Author(s): John Stuart Mill
One of the most important nineteenth-century schools of thought, Utilitarianism propounds the view that the value or rightness of an action rests in how well it promotes the welfare of those affected by it, aiming for ‘the greatest happiness of the greatest number’. Jeremy Bentham (1748-1832) was the movement’s founder, as much a social reformer as a philosopher. His greatest interpreter, John Stuart Mill (1806-73), set out to humanize Bentham’s pragmatic Utilitarianism by balancing the claims of reason and the imagination, individuality and social well-being in essays such as ‘Bentham’, ‘Coleridge’ and, above all, Utilitarianism. The works by Bentham and Mill collected in this volume show the creation and development of a system of ethics that has had an enduring influence on moral philosophy and legislative policy.
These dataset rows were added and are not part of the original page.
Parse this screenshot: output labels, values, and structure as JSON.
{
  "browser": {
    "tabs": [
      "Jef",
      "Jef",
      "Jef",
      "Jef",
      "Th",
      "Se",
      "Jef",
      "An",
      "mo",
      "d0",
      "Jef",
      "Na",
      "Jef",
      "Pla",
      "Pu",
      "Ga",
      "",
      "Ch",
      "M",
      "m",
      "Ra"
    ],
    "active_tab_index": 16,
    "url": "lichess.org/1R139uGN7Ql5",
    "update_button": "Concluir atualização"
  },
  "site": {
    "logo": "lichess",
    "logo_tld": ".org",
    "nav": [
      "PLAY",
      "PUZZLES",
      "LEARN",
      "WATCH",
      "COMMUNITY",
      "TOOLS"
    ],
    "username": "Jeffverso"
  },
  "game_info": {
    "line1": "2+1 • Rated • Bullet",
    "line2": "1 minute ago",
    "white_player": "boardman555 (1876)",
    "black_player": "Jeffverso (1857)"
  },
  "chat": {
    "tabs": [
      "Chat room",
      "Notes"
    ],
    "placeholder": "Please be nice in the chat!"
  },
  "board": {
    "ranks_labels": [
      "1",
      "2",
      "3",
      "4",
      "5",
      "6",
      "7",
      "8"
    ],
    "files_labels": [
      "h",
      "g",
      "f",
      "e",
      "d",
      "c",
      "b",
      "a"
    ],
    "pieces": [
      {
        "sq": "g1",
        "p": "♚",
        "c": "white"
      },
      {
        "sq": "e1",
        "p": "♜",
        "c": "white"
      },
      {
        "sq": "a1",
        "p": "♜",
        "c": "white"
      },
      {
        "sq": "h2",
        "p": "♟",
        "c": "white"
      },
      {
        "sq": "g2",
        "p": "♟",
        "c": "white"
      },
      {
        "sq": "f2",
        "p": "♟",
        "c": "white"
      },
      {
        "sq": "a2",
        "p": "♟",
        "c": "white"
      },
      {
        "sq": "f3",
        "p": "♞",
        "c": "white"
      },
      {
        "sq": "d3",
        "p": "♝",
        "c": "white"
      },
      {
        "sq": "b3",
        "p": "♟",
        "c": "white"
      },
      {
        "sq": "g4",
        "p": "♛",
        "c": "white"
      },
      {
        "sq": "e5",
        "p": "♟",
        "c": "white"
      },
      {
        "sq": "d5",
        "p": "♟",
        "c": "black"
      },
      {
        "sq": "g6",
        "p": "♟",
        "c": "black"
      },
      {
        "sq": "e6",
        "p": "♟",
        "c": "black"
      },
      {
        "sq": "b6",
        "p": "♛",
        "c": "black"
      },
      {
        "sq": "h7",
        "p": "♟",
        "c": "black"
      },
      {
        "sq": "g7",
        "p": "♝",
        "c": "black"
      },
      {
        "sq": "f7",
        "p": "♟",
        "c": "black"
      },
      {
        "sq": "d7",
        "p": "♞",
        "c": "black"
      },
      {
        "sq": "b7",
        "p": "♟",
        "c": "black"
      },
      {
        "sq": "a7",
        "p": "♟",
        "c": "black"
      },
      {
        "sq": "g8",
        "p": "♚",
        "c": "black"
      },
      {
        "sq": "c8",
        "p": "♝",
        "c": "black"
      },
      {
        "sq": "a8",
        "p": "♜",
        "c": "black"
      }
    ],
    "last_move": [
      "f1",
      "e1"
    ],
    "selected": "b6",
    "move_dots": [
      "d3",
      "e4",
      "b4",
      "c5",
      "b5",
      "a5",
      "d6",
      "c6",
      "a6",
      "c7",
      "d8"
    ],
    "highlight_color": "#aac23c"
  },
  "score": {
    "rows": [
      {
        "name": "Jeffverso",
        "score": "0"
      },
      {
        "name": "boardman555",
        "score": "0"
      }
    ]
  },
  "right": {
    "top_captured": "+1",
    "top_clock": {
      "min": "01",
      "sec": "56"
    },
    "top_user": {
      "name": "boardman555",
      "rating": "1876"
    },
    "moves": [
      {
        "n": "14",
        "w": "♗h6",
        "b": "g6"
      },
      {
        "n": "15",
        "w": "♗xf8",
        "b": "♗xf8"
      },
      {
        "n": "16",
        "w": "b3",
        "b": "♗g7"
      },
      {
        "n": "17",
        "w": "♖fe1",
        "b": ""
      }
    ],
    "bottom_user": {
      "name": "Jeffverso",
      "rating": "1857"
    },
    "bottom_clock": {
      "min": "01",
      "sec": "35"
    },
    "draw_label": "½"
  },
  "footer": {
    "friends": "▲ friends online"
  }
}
John Stuart Mill (1806 - 73) formed the Utilitarian Society which met to read and discuss essays. His works include On LIberty and Principles of Political Economy. Jeremy Bentham (1748 - 1832) set out to theorize a simple and equitable legal system. The law of utility, for which is best remembered, states that the goodness of a law can be measured in accordance with the measure in which it subserves the happiness of hte individual. Alan Ryan is Warden of New College, Oxford and is currently on sabbatical in Stanford. His other books include Property and Political Theory and Bertrand Russell: A Political Life.